The number of connected devices in use, forming the Internet of Things (IoT), is rising rapidly. Gartner predicts 6.4 billion connected ‘things’ will be in use worldwide before the end of 2016. At an enterprise level, businesses are adopting IoT technology to automate business processes and generate data insights. However, this rapid increase in the number of devices in use is bringing a like-for-like increase in energy consumption. IoT network providers are having to power the devices and manage the data being collected, stored and analysed for each one – all at a cost. If businesses want to see a ROI for deploying IoT solutions, this energy requirement needs to be managed. This can be done through some of the latest technological innovations.

Take IoT deployments within the agricultural sector, for example. Networks are being deployed to monitor the environmental conditions within greenhouses, in order to boost crop growth. With sensors that monitor temperature levels, adjustments can be made that maximise plant yield. However, industrial farms will work across large hectares of land, making it tricky for some technologies to become fully optimised across the entire farm. If industrial farms don’t scale their IoT deployment appropriately, they could face an upfront cost in the hardware purchase, with additional investment down the line to power and manage all the sensors over a vast area.

Making greenhouses ‘green’

Recent technological developments in radio-frequency energy harvesting for the IoT are helping to address this need for efficient energy management. Radio frequency (RF) waves – the foundation upon which modern wireless communications operate – are constantly in use to broadcast data to receivers such as televisions, smart phones, laptops, tablets and wearables. With technology like Freevolt, and when sufficient RF energy density is available, RF signals from wireless networks, including 2G, 3G, 4G, Wi-Fi and digital TV broadcast transmissions, are converted into direct current power which can then trickle charge energy storage devices, such as batteries or super capacitors, to operate IoT devices.

This means that sensors across greenhouses, for example, can benefit from an extended battery life and an increased time between battery changes. As a result, RF energy harvesting technology reduces the economic and environmental impact of batteries being changed during the lifetime of a device. With lithium being a finite resource, operating agricultural IoT deployments in this way can render operations sustainable – making greenhouses ‘green’ in more ways than one.

Automating energy management

IoT networks can become even more energy efficient when RF energy harvesting technology is deployed alongside machine learning solutions, such as Sensyne. Machine learning for the IoT can regulate how often sensors collect data, as well as automate entire processes as intelligent systems which become the brain running an entire network. Enterprises can save energy – and the associated financial cost – by having IoT sensors only collecting data when required. And by automating processes, staff time is saved as staff no longer have to regularly monitor systems. When the two technologies are combined, systems can operate for longer, with less maintenance requirements and less energy cost.

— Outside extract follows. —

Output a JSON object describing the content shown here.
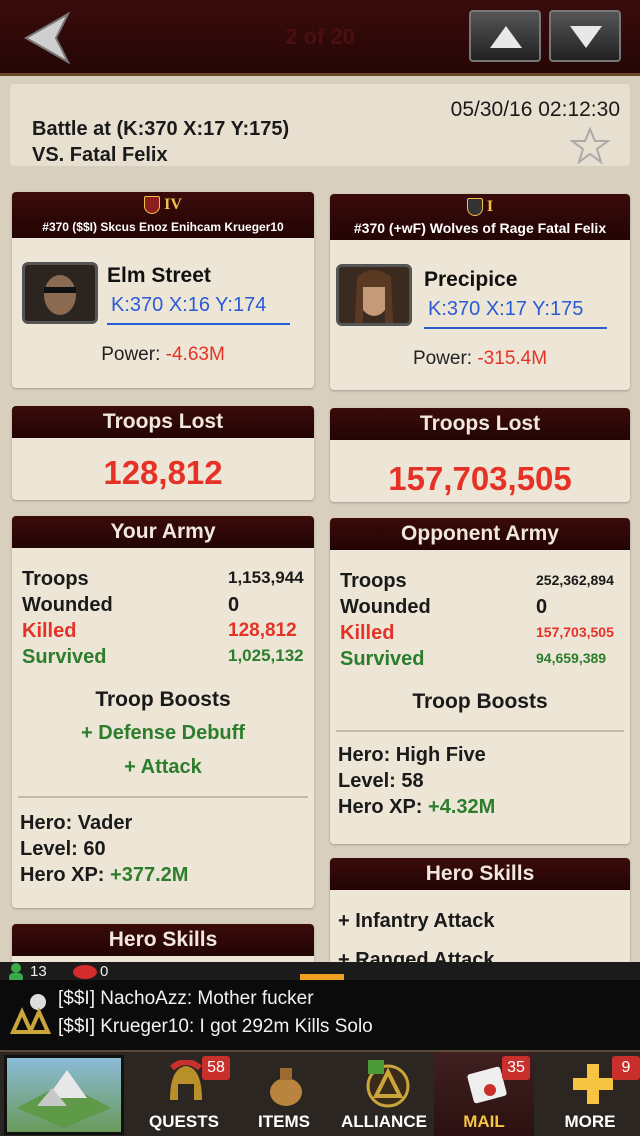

The use cases span numerous industries. In pharmaceutical and hospital environments, medicines need to be stored in environments at specific temperatures. IoT deployments can monitor these temperatures automatically; whilst machine learning technologies fine-tune the sensors to ensure their reporting is accurate. When storage facilities need to be calibrated to highly specific measurements, automating the process means staff aren’t constantly revisiting refrigeration units. What’s more, compliance is enforced and regulated as the data collected is stored digitally, and available for historical reference.

Meanwhile, in smart building deployments, energy efficient IoT networks that intelligently monitor environmental conditions can even boost staff productivity. Recent research from Harvard Business Review has found that when exposed to air pollution, staff are less productive. Systems that regulate pollution levels within built environments, such as Aura, can therefore boost productivity by managing environmental conditions for staff – all in an energy efficient way.

When it comes to IoT deployments, energy management needs to be a vital consideration. Thanks to new business models, such as IoTaaS, more and more businesses, organisations and governmental bodies can deploy IoT networks throughout their operations. When combined with the latest technology solutions these networks will run efficiently in the long term as well – allowing organisations to collect vital business data at minimum additional cost.

By Lord Drayson PhD FREng, CEO, Drayson Technologies